This year’s Sweep was aimed at privacy communications and practices regarding user controls over personal data. GPEN recently published the results of the Sweep, having reviewed privacy notices, communications and practices of 455 websites and apps. As a participating member, the Office of the Irish Data Protection Commissioner (DPC) contributed to this year’s Sweep and examined 23 websites / organisations across various sectors.

Findings and insights

Overall, the findings of Sweep suggest that users of the websites and apps are generally not well-informed about what happens to their data once collected. Specifically, the Sweep found that:

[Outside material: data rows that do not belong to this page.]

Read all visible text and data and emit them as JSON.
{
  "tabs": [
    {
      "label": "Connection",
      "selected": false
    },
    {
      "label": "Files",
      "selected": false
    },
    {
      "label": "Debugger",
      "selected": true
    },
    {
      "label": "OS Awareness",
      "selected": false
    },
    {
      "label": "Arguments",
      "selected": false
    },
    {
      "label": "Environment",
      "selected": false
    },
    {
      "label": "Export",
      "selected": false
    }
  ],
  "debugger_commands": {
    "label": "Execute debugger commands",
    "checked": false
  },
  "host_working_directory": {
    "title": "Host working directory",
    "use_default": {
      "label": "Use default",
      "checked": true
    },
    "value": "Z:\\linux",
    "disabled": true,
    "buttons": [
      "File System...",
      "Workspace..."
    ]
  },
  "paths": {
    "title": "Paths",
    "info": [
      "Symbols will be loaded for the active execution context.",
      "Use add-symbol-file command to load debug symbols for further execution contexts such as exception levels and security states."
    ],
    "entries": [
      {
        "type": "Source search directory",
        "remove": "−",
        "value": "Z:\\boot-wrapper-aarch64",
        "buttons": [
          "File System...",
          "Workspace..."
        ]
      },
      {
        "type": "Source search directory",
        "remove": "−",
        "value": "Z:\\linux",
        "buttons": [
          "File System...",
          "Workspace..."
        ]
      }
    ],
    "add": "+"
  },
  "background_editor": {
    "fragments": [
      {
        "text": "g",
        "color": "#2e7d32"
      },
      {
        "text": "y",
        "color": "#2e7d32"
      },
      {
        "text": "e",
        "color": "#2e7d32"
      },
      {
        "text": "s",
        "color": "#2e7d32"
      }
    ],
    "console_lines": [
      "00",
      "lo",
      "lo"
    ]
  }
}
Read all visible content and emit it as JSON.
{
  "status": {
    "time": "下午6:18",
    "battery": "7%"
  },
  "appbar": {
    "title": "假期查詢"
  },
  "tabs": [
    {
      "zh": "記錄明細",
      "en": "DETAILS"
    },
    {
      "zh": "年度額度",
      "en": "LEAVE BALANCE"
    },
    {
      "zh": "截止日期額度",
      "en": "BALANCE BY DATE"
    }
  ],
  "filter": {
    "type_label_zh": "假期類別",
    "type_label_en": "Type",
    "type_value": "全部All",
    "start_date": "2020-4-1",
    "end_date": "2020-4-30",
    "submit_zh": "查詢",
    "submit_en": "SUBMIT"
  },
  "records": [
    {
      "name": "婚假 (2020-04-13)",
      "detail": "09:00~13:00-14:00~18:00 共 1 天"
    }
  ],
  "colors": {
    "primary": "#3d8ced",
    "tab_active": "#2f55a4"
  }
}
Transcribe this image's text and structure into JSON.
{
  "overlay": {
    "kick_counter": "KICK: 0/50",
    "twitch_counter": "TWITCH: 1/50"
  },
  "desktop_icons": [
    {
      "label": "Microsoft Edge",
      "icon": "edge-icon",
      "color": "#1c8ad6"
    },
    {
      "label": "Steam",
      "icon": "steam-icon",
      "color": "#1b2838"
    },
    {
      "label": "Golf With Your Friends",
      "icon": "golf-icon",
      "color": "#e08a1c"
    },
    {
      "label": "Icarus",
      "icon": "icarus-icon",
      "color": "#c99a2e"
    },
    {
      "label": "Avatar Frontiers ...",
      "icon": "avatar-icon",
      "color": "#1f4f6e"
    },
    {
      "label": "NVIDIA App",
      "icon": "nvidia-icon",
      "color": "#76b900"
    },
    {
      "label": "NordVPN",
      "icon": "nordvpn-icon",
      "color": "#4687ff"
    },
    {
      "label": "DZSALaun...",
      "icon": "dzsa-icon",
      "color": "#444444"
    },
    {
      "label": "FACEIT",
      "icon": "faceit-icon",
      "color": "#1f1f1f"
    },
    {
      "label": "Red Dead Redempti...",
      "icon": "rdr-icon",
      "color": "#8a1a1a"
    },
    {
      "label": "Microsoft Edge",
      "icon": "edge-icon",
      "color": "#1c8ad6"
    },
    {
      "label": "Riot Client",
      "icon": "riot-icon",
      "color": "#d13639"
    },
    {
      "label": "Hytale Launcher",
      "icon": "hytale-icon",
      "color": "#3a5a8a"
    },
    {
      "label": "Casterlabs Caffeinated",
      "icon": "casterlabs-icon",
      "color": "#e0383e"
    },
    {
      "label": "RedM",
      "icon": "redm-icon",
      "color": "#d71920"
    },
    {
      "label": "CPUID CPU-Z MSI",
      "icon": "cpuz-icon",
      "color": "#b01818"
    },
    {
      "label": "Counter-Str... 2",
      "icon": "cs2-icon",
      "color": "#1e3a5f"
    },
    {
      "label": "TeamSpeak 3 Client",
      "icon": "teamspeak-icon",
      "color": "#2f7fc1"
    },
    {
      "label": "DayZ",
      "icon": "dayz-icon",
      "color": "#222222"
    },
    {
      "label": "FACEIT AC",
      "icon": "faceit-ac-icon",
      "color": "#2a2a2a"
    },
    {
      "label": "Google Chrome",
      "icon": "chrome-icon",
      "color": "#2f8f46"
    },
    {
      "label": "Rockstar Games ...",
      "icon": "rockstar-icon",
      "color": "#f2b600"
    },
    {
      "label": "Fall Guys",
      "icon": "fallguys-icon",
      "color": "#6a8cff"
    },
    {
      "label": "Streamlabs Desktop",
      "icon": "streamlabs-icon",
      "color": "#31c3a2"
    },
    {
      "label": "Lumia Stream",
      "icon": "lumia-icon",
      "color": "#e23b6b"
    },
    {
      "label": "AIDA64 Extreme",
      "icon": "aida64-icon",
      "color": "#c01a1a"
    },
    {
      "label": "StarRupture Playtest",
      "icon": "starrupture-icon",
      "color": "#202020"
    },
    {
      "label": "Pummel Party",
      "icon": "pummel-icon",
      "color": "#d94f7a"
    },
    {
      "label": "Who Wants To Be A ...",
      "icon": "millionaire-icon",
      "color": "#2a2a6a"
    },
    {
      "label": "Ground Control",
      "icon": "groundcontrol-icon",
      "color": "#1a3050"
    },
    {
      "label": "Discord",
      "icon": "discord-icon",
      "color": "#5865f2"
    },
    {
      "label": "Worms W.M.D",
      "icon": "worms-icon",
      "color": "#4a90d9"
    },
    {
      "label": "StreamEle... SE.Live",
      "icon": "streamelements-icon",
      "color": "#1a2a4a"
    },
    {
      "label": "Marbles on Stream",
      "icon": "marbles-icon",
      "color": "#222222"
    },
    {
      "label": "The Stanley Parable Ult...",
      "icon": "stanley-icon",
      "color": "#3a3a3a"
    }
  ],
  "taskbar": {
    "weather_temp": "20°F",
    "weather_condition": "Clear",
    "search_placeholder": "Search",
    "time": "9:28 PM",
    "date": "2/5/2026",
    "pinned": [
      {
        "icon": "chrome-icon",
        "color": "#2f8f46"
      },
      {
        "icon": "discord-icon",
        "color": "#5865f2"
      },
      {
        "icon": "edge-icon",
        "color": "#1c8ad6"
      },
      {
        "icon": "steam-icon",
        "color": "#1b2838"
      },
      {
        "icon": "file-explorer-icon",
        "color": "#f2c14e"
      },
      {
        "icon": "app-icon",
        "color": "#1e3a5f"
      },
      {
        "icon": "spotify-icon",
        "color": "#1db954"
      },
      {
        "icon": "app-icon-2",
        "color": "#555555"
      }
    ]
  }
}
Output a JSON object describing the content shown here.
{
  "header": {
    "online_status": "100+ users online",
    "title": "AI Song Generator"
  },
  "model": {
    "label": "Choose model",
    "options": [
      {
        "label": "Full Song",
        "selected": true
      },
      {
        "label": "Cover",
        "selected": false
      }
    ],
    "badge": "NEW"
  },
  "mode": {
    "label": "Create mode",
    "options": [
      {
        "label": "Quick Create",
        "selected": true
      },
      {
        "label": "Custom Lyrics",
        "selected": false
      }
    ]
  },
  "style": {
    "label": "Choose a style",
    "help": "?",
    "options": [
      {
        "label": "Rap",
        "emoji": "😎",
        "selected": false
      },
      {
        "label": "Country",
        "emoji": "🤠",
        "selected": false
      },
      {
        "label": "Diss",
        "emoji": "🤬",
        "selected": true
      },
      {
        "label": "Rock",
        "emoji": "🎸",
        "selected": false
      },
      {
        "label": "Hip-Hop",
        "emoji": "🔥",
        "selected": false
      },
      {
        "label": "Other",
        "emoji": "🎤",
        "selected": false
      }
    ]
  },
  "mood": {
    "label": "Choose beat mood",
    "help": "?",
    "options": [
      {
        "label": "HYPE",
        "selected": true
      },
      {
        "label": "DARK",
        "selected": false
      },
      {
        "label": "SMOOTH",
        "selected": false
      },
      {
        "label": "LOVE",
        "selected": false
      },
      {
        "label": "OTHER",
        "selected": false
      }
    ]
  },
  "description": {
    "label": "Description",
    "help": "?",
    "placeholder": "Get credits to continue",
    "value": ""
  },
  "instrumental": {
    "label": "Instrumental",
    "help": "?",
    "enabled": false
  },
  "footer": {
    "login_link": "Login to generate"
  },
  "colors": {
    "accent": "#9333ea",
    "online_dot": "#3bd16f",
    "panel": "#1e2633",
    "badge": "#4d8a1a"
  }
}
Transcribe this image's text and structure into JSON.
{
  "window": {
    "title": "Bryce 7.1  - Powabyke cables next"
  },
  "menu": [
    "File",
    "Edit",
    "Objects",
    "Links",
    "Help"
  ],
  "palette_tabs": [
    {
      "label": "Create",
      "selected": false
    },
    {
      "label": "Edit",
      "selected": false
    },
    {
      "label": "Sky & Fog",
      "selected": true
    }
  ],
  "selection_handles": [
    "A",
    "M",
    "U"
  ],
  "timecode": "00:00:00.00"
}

  • Privacy policies often referred to data or categories of data that ‘may’ be collected and information on how personal data would be used was often generic
  • There was a general trend, across various sectors, where privacy communications failed to advise users on how or where their data would be stored and with whom it would be shared
  • Some websites/apps made no reference to the collection of information through cookies, despite collecting this information in practice
  • The retailers who issue e-receipts generally failed to provide any information about them on their website. The DPC has since published specific guidance on this issue
  • In the Irish context, no website/organisation examined by the DPC allows users to transfer their data easily to another data controller.

GPEN advocates a “layered” approach to privacy statements, which is clear and easy for a user to understand. GPEN also observed that in addition to a written privacy policy, some websites contained a video, which explained the privacy policy in simple, plain language.

Implications and next steps

GPEN’s publication is timely, particularly for websites and businesses getting ‘GDPR-ready’. The concept of transparency is an intrinsic element of the GDPR and one of the core principles that must be kept in mind by controllers when collecting and using personal data. In particular, the GDPR requires that the information about a controller’s data processing activities be “easily accessible and easy to understand” and provided in “clear and plain language”. With websites and apps having the potential to collect large amounts of personal data, it is important that are transparent about the way in which data is collected, used, and shared.

During the Sweep, the DPC examined travel organisations’ practices regarding their collection of personal data online and how they describe their data processing operations to users. The DPC expressed concern that some organisations are not communicating the details of personal data processing to data subjects in a concise, transparent, intelligible and easily accessible form.

With this in mind, the DPC signalled the intention to audit certain travel organisations. This will involve engaging with representative associations to ensure travel organisations are aware of their obligations under current data protection legislation and also under the GDPR.